We’ve been excitedly confirming some of the special musical guests that will be performing and doing Q&As after our screenings of Wheedle’s Groove September 3-9. Stay tuned for more, but here’s what we’ve got so far!
Friday, September 3 – Performance with Pastor Patrinell Staten Wright and members of Total Experience Gospel Choir
Saturday, September 4 – TBA
Sunday, September 5 – TBA
Monday, September 6 – TBA
Tuesday, September 7 – Q&A with members of Cookin’ Bag, along with King County Councilman Larry Gossett discussing the music, culture, and history of the Central District and the Seattle Black Power movement during the late ’60s and early ’70s.
Wednesday, September 8 – Performance with Overton Berry
Thursday, September 9 – Q&A with Wheedle’s Groove mastermind DJ Supreme La Rock and the film’s narrator Sir Mix-A-Lot, discussing Wheedle’s Groove and the resurgence through sampling and hip-hop
About the film:

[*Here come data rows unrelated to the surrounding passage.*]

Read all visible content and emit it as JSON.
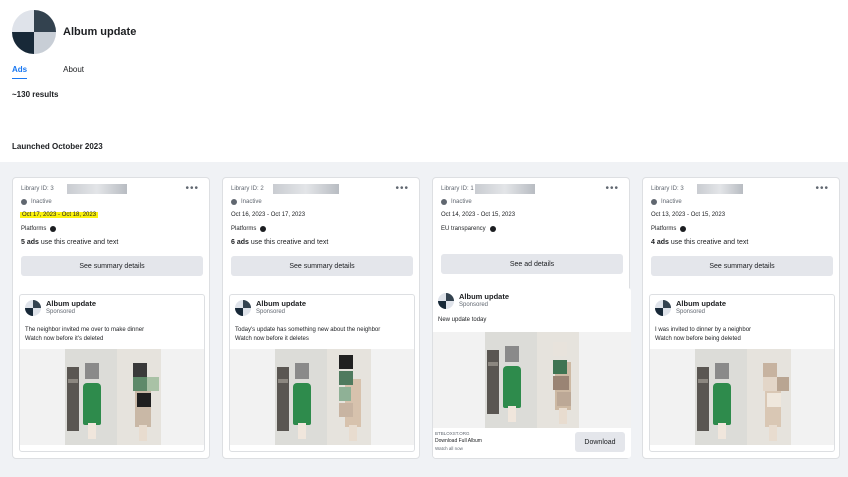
{
  "header": {
    "page_name": "Album update",
    "tabs": [
      {
        "label": "Ads",
        "active": true
      },
      {
        "label": "About",
        "active": false
      }
    ],
    "results": "~130 results"
  },
  "section_label": "Launched October 2023",
  "cards": [
    {
      "library_label": "Library ID: 3",
      "status": "Inactive",
      "dates": "Oct 17, 2023 - Oct 18, 2023",
      "dates_highlighted": true,
      "platforms_label": "Platforms",
      "ads_count_bold": "5 ads",
      "ads_count_rest": " use this creative and text",
      "button_label": "See summary details",
      "preview": {
        "name": "Album update",
        "sponsored": "Sponsored",
        "text_line1": "The neighbor invited me over to make dinner",
        "text_line2": "Watch now before it's deleted"
      }
    },
    {
      "library_label": "Library ID: 2",
      "status": "Inactive",
      "dates": "Oct 16, 2023 - Oct 17, 2023",
      "dates_highlighted": false,
      "platforms_label": "Platforms",
      "ads_count_bold": "6 ads",
      "ads_count_rest": " use this creative and text",
      "button_label": "See summary details",
      "preview": {
        "name": "Album update",
        "sponsored": "Sponsored",
        "text_line1": "Today's update has something new about the neighbor",
        "text_line2": "Watch now before it deletes"
      }
    },
    {
      "library_label": "Library ID: 1",
      "status": "Inactive",
      "dates": "Oct 14, 2023 - Oct 15, 2023",
      "dates_highlighted": false,
      "platforms_label": "EU transparency",
      "button_label": "See ad details",
      "preview": {
        "name": "Album update",
        "sponsored": "Sponsored",
        "text_line1": "New update today",
        "foot_url": "BTBLOXST.ORG",
        "foot_title": "Download Full Album",
        "foot_sub": "Watch all now",
        "download_label": "Download"
      }
    },
    {
      "library_label": "Library ID: 3",
      "status": "Inactive",
      "dates": "Oct 13, 2023 - Oct 15, 2023",
      "dates_highlighted": false,
      "platforms_label": "Platforms",
      "ads_count_bold": "4 ads",
      "ads_count_rest": " use this creative and text",
      "button_label": "See summary details",
      "preview": {
        "name": "Album update",
        "sponsored": "Sponsored",
        "text_line1": "I was invited to dinner by a neighbor",
        "text_line2": "Watch now before being deleted"
      }
    }
  ],
  "more_icon": "more-options-icon",
  "colors": {
    "accent": "#1877f2",
    "highlight": "#fbf20d",
    "background": "#f0f2f5"
  }
}
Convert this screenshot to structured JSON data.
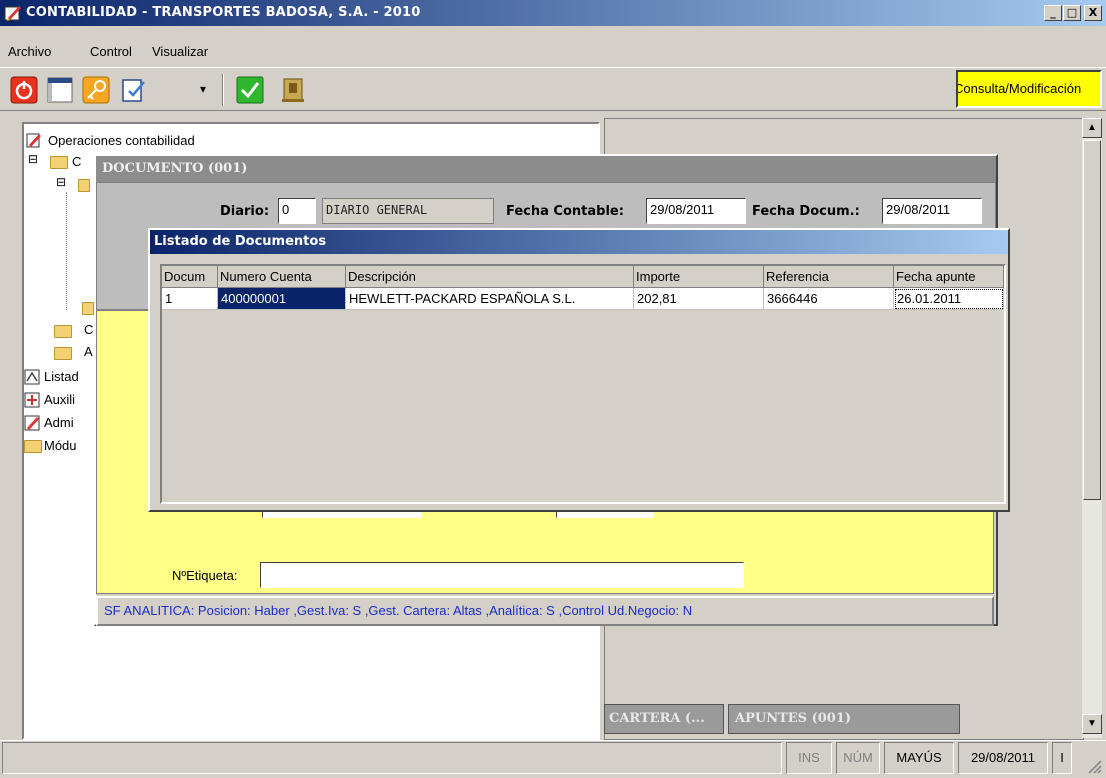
{
  "window": {
    "title": "CONTABILIDAD - TRANSPORTES BADOSA, S.A. - 2010",
    "btn_min": "_",
    "btn_max": "□",
    "btn_close": "X"
  },
  "menu": [
    "Archivo",
    "Control",
    "Visualizar"
  ],
  "toolbar": {
    "mode_label": "Consulta/Modificación",
    "dropdown_arrow": "▾"
  },
  "tree": {
    "root": "Operaciones contabilidad",
    "items": [
      "C",
      "C",
      "A",
      "Listad",
      "Auxili",
      "Admi",
      "Módu"
    ],
    "expand": "⊟"
  },
  "tabs": {
    "cartera": "CARTERA (...",
    "apuntes": "APUNTES (001)"
  },
  "documento": {
    "title": "DOCUMENTO (001)",
    "diario_label": "Diario:",
    "diario_value": "0",
    "diario_name": "DIARIO GENERAL",
    "fecha_contable_label": "Fecha Contable:",
    "fecha_contable_value": "29/08/2011",
    "fecha_docum_label": "Fecha Docum.:",
    "fecha_docum_value": "29/08/2011",
    "etiqueta_label": "NºEtiqueta:",
    "etiqueta_value": "",
    "status": "SF ANALITICA: Posicion: Haber ,Gest.Iva: S ,Gest. Cartera: Altas ,Analítica: S ,Control Ud.Negocio: N"
  },
  "listado": {
    "title": "Listado de Documentos",
    "columns": [
      "Docum",
      "Numero Cuenta",
      "Descripción",
      "Importe",
      "Referencia",
      "Fecha apunte"
    ],
    "rows": [
      [
        "1",
        "400000001",
        "HEWLETT-PACKARD ESPAÑOLA S.L.",
        "202,81",
        "3666446",
        "26.01.2011"
      ]
    ]
  },
  "scroll": {
    "up": "▲",
    "down": "▼"
  },
  "statusbar": {
    "ins": "INS",
    "num": "NÚM",
    "mayus": "MAYÚS",
    "date": "29/08/2011",
    "extra": "I"
  },
  "colors": {
    "title_gradient_start": "#0a246a",
    "mode_bg": "#ffff00",
    "panel_yellow": "#ffff88",
    "status_text": "#1a2cc8",
    "selected_row": "#0a246a"
  }
}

Seattle, get ready for some Soul searching! Jennifer Maas’ Wheedle’s Groove provides a look back some thirty years before grunge music put Seattle on the map, when late 1960s groups like Black on White Affair, The Soul Swingers and Cold, Bold & Together filled airwaves and packed clubs every night of the week.
Many groups started to receive widespread attention with invitations to perform on national television and collaborate with mainstream acts. Just as many of the groups were on the verge of breaking out, the fickle public turned its ear to disco, and Seattle’s soul scene slipped into obscurity.
Rediscover that history with local collector DJ Mr. Supreme, who uncovered Seattle’s soulful past after finding a dusty Black on White Affair 45 called “Bold Soul Sister” in a 99-cent bin at a Seattle Center record show. By 2003, he had a rough impression of a once-thriving scene and a hefty collection of Seattle soul and funk 45s, some of which were fetching upwards of $5,000 on the collector circuit. Supreme approached local record label Light In The Attic with the idea of releasing a Seattle soul and funk compilation.
Light In The Attic spent twelve months tracking down artists and fleshing out the story of Seattle’s funky past, and the result was a CD compilation entitled “Wheedle’s Groove.” At the CD release party in August of 2004, a line of nostalgic 60-somethings and funk-hungry 20-somethings wrapped around the building as the musicians inside, now janitors, graphic designers, and truck drivers, look back at careers derailed and prepare to perform together for the first time in 30 years.
“Eye-opening, ear-teasing, irresistible!” —Seattle Metropolitan